BRIEF
Restate word for word all of the lines below, with each image left out.

INFORMATION SUPPLIED
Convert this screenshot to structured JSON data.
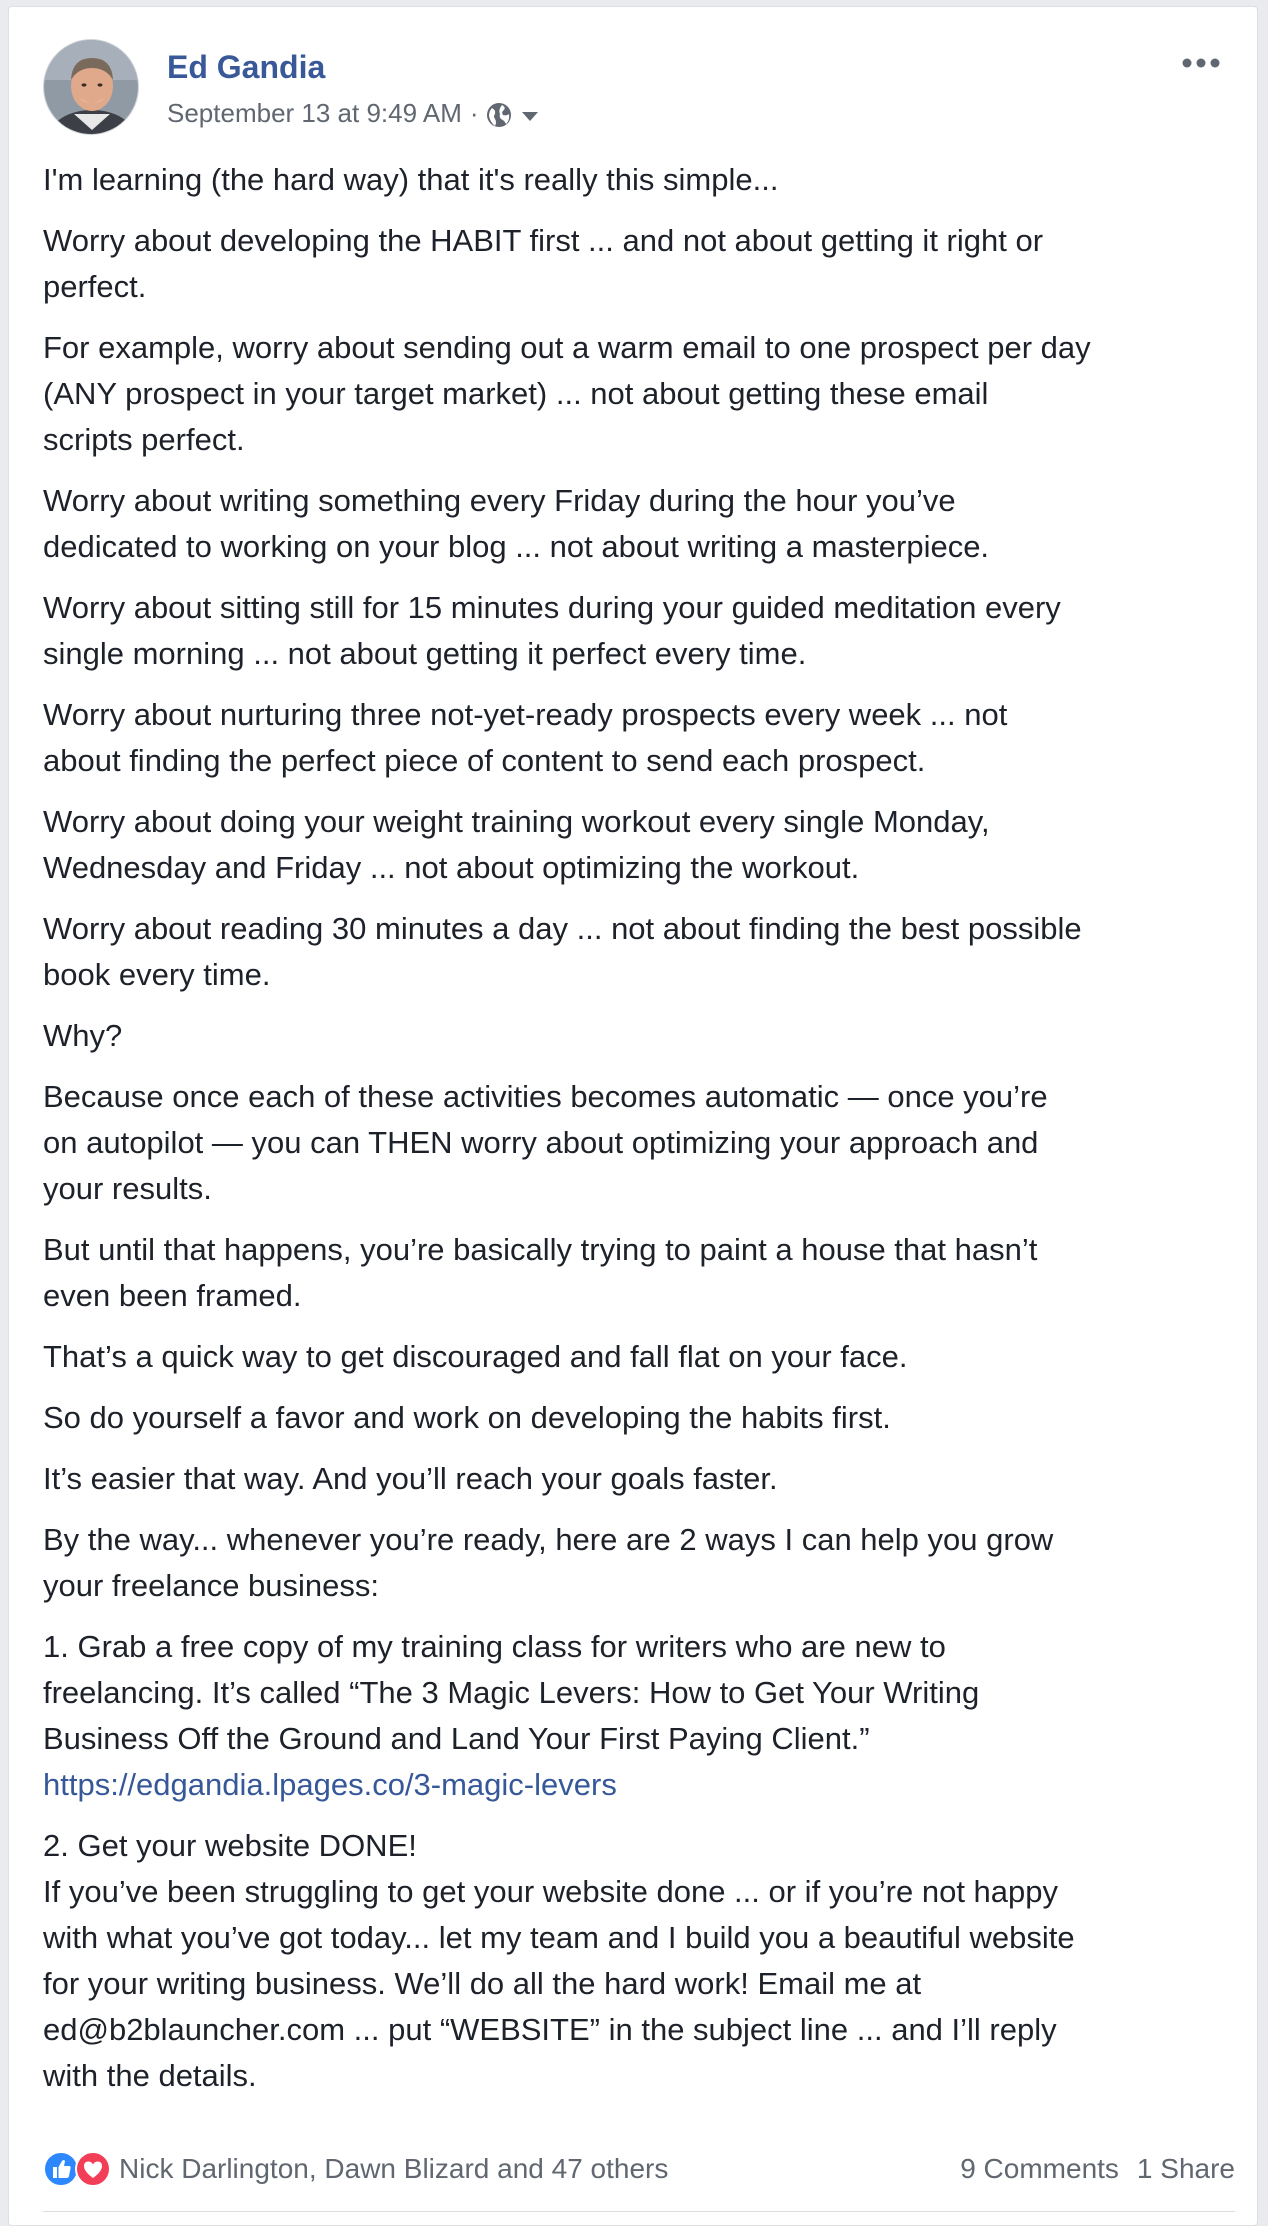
{
  "post": {
    "author": "Ed Gandia",
    "timestamp": "September 13 at 9:49 AM",
    "separator": "·",
    "privacy_icon": "globe-icon",
    "menu_icon": "more-icon"
  },
  "body": {
    "p1": "I'm learning (the hard way) that it's really this simple...",
    "p2_l1": "Worry about developing the HABIT first ... and not about getting it right or",
    "p2_l2": "perfect.",
    "p3_l1": "For example, worry about sending out a warm email to one prospect per day",
    "p3_l2": "(ANY prospect in your target market) ... not about getting these email",
    "p3_l3": "scripts perfect.",
    "p4_l1": "Worry about writing something every Friday during the hour you’ve",
    "p4_l2": "dedicated to working on your blog ... not about writing a masterpiece.",
    "p5_l1": "Worry about sitting still for 15 minutes during your guided meditation every",
    "p5_l2": "single morning ... not about getting it perfect every time.",
    "p6_l1": "Worry about nurturing three not-yet-ready prospects every week ... not",
    "p6_l2": "about finding the perfect piece of content to send each prospect.",
    "p7_l1": "Worry about doing your weight training workout every single Monday,",
    "p7_l2": "Wednesday and Friday ... not about optimizing the workout.",
    "p8_l1": "Worry about reading 30 minutes a day ... not about finding the best possible",
    "p8_l2": "book every time.",
    "p9": "Why?",
    "p10_l1": "Because once each of these activities becomes automatic — once you’re",
    "p10_l2": "on autopilot — you can THEN worry about optimizing your approach and",
    "p10_l3": "your results.",
    "p11_l1": "But until that happens, you’re basically trying to paint a house that hasn’t",
    "p11_l2": "even been framed.",
    "p12": "That’s a quick way to get discouraged and fall flat on your face.",
    "p13": "So do yourself a favor and work on developing the habits first.",
    "p14": "It’s easier that way. And you’ll reach your goals faster.",
    "p15_l1": "By the way... whenever you’re ready, here are 2 ways I can help you grow",
    "p15_l2": "your freelance business:",
    "p16_l1": "1. Grab a free copy of my training class for writers who are new to",
    "p16_l2": "freelancing. It’s called “The 3 Magic Levers: How to Get Your Writing",
    "p16_l3": "Business Off the Ground and Land Your First Paying Client.”",
    "p16_link": "https://edgandia.lpages.co/3-magic-levers",
    "p17_l1": "2. Get your website DONE!",
    "p17_l2": "If you’ve been struggling to get your website done ... or if you’re not happy",
    "p17_l3": "with what you’ve got today... let my team and I build you a beautiful website",
    "p17_l4": "for your writing business. We’ll do all the hard work! Email me at",
    "p17_l5": "ed@b2blauncher.com ... put “WEBSITE” in the subject line ... and I’ll reply",
    "p17_l6": "with the details."
  },
  "footer": {
    "reaction_icons": [
      "like-icon",
      "love-icon"
    ],
    "reactions_text": "Nick Darlington, Dawn Blizard and 47 others",
    "comments": "9 Comments",
    "shares": "1 Share"
  },
  "colors": {
    "link": "#365899",
    "author": "#385898",
    "like": "#2d88ff",
    "love": "#f33e58"
  }
}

SOLUTION TO THIS TASK
Convert this screenshot to structured JSON data.
{
  "post": {
    "author": "Ed Gandia",
    "timestamp": "September 13 at 9:49 AM",
    "separator": "·",
    "privacy_icon": "globe-icon",
    "menu_icon": "more-icon"
  },
  "body": {
    "p1": "I'm learning (the hard way) that it's really this simple...",
    "p2_l1": "Worry about developing the HABIT first ... and not about getting it right or",
    "p2_l2": "perfect.",
    "p3_l1": "For example, worry about sending out a warm email to one prospect per day",
    "p3_l2": "(ANY prospect in your target market) ... not about getting these email",
    "p3_l3": "scripts perfect.",
    "p4_l1": "Worry about writing something every Friday during the hour you’ve",
    "p4_l2": "dedicated to working on your blog ... not about writing a masterpiece.",
    "p5_l1": "Worry about sitting still for 15 minutes during your guided meditation every",
    "p5_l2": "single morning ... not about getting it perfect every time.",
    "p6_l1": "Worry about nurturing three not-yet-ready prospects every week ... not",
    "p6_l2": "about finding the perfect piece of content to send each prospect.",
    "p7_l1": "Worry about doing your weight training workout every single Monday,",
    "p7_l2": "Wednesday and Friday ... not about optimizing the workout.",
    "p8_l1": "Worry about reading 30 minutes a day ... not about finding the best possible",
    "p8_l2": "book every time.",
    "p9": "Why?",
    "p10_l1": "Because once each of these activities becomes automatic — once you’re",
    "p10_l2": "on autopilot — you can THEN worry about optimizing your approach and",
    "p10_l3": "your results.",
    "p11_l1": "But until that happens, you’re basically trying to paint a house that hasn’t",
    "p11_l2": "even been framed.",
    "p12": "That’s a quick way to get discouraged and fall flat on your face.",
    "p13": "So do yourself a favor and work on developing the habits first.",
    "p14": "It’s easier that way. And you’ll reach your goals faster.",
    "p15_l1": "By the way... whenever you’re ready, here are 2 ways I can help you grow",
    "p15_l2": "your freelance business:",
    "p16_l1": "1. Grab a free copy of my training class for writers who are new to",
    "p16_l2": "freelancing. It’s called “The 3 Magic Levers: How to Get Your Writing",
    "p16_l3": "Business Off the Ground and Land Your First Paying Client.”",
    "p16_link": "https://edgandia.lpages.co/3-magic-levers",
    "p17_l1": "2. Get your website DONE!",
    "p17_l2": "If you’ve been struggling to get your website done ... or if you’re not happy",
    "p17_l3": "with what you’ve got today... let my team and I build you a beautiful website",
    "p17_l4": "for your writing business. We’ll do all the hard work! Email me at",
    "p17_l5": "ed@b2blauncher.com ... put “WEBSITE” in the subject line ... and I’ll reply",
    "p17_l6": "with the details."
  },
  "footer": {
    "reaction_icons": [
      "like-icon",
      "love-icon"
    ],
    "reactions_text": "Nick Darlington, Dawn Blizard and 47 others",
    "comments": "9 Comments",
    "shares": "1 Share"
  },
  "colors": {
    "link": "#365899",
    "author": "#385898",
    "like": "#2d88ff",
    "love": "#f33e58"
  }
}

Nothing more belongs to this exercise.